2. State sponsorship. As in Nazi Germany, it is usually governments driven by greed or power calculations that perpetrate such crimes. In the last few decades, regimes in 1960s Nigeria, 1970s Cambodia and Burundi, 1980s Guatemala and Iraq, 1990s Bosnia and Rwanda, and today’s Sudan and Syria—among others—have committed such crimes.
3. Impunity for the perpetrators. In every one of these mass atrocity events, there is no fear of accountability. Only recently, with some of the convictions in the International Criminal Court (ICC), the International Criminal Tribunals for Rwanda and Yugoslavia, and the hybrid courts established for Sierra Leone and Cambodia, is justice being served for some perpetrators, but usually years after the circumstances have changed, as with the Nuremberg trials after World War II. Only the ICC’s current arrest warrants provide conviction opportunities while conflicts still rage.
4. Mass culpability. Orchestrators try to drag ordinary citizens into their killing plans to ensure that as many people as possible are connected to the crimes. The most successful tactic for mobilizing people to attack is to use identity threats: “Get them before they get us.” Hitler’s regime vilified Jews throughout Europe in the 1930s and 1940s. The Sudan and Rwandan regimes instilled fear that targeted groups were on the verge of conquering the country and its land, dehumanizing the “other” as the “enemy.”
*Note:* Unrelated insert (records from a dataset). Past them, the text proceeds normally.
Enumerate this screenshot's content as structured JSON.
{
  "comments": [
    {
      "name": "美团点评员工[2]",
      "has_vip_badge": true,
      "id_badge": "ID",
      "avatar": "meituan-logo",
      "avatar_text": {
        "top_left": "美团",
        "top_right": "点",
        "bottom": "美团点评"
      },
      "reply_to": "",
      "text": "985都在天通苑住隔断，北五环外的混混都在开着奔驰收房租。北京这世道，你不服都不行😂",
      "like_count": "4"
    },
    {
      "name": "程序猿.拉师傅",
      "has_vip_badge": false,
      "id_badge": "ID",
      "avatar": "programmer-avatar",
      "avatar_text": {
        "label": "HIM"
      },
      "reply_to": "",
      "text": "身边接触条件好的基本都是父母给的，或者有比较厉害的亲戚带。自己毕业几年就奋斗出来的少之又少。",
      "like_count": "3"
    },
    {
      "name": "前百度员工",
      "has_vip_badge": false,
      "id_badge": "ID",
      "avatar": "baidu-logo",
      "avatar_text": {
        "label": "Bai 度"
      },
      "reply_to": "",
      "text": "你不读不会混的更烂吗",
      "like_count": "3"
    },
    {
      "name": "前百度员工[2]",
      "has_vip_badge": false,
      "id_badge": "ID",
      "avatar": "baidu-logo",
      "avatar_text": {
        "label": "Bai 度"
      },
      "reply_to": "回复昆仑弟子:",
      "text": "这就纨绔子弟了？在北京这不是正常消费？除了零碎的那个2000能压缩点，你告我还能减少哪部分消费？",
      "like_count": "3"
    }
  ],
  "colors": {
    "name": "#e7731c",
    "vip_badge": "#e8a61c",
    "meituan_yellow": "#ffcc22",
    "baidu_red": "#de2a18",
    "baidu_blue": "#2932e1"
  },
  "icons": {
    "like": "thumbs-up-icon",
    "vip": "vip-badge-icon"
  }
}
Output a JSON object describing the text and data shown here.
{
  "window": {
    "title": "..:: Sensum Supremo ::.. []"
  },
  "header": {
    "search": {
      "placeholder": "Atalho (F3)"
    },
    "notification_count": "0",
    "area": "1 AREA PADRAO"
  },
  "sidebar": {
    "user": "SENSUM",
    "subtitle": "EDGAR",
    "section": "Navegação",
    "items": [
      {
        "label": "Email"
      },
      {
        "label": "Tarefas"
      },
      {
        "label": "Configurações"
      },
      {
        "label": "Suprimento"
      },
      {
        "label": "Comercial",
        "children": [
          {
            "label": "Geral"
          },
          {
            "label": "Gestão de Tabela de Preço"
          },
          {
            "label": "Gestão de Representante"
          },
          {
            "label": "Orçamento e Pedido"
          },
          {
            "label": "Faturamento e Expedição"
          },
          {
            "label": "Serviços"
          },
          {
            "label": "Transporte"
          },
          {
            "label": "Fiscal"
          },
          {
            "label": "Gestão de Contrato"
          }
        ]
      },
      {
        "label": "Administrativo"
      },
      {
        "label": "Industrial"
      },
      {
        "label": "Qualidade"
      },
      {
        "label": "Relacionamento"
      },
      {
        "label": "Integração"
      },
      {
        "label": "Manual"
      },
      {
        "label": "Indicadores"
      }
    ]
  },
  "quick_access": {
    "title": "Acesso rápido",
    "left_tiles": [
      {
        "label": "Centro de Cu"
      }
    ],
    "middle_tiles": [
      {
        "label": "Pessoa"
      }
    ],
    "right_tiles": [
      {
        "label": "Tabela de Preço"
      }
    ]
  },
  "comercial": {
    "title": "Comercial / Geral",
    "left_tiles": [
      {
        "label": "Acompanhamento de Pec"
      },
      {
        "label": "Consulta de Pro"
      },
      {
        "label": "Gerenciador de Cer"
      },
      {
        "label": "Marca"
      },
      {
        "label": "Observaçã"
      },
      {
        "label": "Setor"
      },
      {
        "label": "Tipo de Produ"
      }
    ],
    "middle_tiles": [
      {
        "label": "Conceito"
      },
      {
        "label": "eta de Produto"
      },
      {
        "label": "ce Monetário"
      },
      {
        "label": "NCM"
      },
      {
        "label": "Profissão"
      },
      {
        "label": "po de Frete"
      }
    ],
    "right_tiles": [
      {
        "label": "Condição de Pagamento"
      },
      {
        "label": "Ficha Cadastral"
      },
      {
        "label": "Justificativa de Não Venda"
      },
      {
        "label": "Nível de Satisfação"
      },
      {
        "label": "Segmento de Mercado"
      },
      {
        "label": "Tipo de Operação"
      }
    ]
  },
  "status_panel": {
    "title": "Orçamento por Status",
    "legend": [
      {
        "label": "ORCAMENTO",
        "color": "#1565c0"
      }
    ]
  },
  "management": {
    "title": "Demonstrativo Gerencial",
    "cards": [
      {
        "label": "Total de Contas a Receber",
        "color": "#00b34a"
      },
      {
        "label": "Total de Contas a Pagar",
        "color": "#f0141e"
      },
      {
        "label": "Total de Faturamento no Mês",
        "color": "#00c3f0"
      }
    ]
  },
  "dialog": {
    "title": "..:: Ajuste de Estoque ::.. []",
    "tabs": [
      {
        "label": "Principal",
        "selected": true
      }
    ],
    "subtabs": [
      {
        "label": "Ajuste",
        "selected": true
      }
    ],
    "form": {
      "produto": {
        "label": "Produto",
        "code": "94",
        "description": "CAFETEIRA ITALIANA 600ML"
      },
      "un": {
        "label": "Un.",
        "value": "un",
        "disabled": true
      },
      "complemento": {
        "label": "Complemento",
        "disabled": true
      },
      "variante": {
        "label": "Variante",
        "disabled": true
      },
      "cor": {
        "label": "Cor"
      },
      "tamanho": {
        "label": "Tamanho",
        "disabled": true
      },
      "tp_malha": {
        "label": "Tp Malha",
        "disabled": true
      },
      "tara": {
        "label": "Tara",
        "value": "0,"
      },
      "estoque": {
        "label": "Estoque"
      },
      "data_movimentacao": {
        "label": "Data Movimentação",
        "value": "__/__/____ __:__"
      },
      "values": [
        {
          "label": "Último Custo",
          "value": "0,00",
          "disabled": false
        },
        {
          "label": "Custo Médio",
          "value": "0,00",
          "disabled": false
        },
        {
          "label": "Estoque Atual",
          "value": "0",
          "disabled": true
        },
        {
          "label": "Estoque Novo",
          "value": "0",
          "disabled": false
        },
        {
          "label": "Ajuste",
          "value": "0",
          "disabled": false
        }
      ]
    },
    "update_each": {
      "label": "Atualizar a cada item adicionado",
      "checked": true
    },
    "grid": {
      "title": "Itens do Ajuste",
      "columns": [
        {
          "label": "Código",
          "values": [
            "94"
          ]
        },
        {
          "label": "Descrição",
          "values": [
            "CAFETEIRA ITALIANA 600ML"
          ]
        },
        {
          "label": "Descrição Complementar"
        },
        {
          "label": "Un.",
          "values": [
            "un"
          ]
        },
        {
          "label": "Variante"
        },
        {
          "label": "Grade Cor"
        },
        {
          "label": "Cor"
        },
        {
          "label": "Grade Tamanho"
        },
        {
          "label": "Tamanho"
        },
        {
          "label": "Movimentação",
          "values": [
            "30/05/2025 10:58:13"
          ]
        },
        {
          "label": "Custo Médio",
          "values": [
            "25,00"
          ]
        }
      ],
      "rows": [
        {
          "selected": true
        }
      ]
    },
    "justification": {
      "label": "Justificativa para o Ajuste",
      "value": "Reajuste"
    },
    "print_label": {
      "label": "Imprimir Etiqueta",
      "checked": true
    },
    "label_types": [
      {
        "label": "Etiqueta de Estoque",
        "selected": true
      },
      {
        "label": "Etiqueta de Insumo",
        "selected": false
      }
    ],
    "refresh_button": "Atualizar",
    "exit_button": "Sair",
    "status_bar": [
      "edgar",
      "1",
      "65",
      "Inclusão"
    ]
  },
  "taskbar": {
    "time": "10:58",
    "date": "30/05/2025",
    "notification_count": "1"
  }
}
5. Manipulation of the rule of law. The legal system in Hitler’s Germany was disabled, as was the very constitutional framework of the state. That has been repeated in most other genocidal states. The rule of law is twisted to serve the interest of the perpetrators.
But three signs of hope are on the horizon. First, a popular anti-genocide/anti-atrocity movement is in formation. There is a long and successful tradition of popular movements in the U.S. and elsewhere having an impact on crises in forgotten places. The anti-apartheid movement’s contribution to the transition in South Africa and the “blood diamonds” movement’s support for ending wars in West Africa show that campaigning can have an impact. A central takeaway from Samantha Power’s A Problem From Hell is that no response to genocide will arise without a constituency of conscience demanding one. In the U.S. today, a growing movement of students, faith-based groups, human rights activists, celebrities, politicians, and journalists is helping to increase political will to respond to mass atrocity events, including the conflict minerals in Congo, Joseph Kony’s abuses, and Darfur’s genocide.
The second sign of hope is the evolving progress in creating accountability for targeted mass atrocity crimes. The wheels of international justice grind slowly, but at least the ICC’s foundation has been laid. Besides prosecutions, other forms of accountability include truth commissions, sanctions, asset freezes, aid suspensions, and diplomatic isolation.
The third sign of hope is the promulgation of the principle of the international “Responsibility to Protect” civilian populations (R2P). During the dozen years or so since the R2P concept was formulated, its application has been complicated and ad hoc. But the international community has acted in some cases with aggressive diplomatic or military responses, such as in Kosovo, Ivory Coast, Libya, Congo’s Ituri region, and pre-referendum South Sudan.
The continuing violence in the Congo remains the deadliest post-Holocaust conflict globally. There could be no better tribute to those who perished in Rwanda’s genocide 20 years ago than to redouble efforts to counter mass atrocities in bordering Congo. The evolving international peace and protection strategy in Congo could be a model for future crisis response. Combined with the growing human rights movement demanding political action, it is increasingly likely that the international community will “never again” stand idly by in the face of such problems from hell.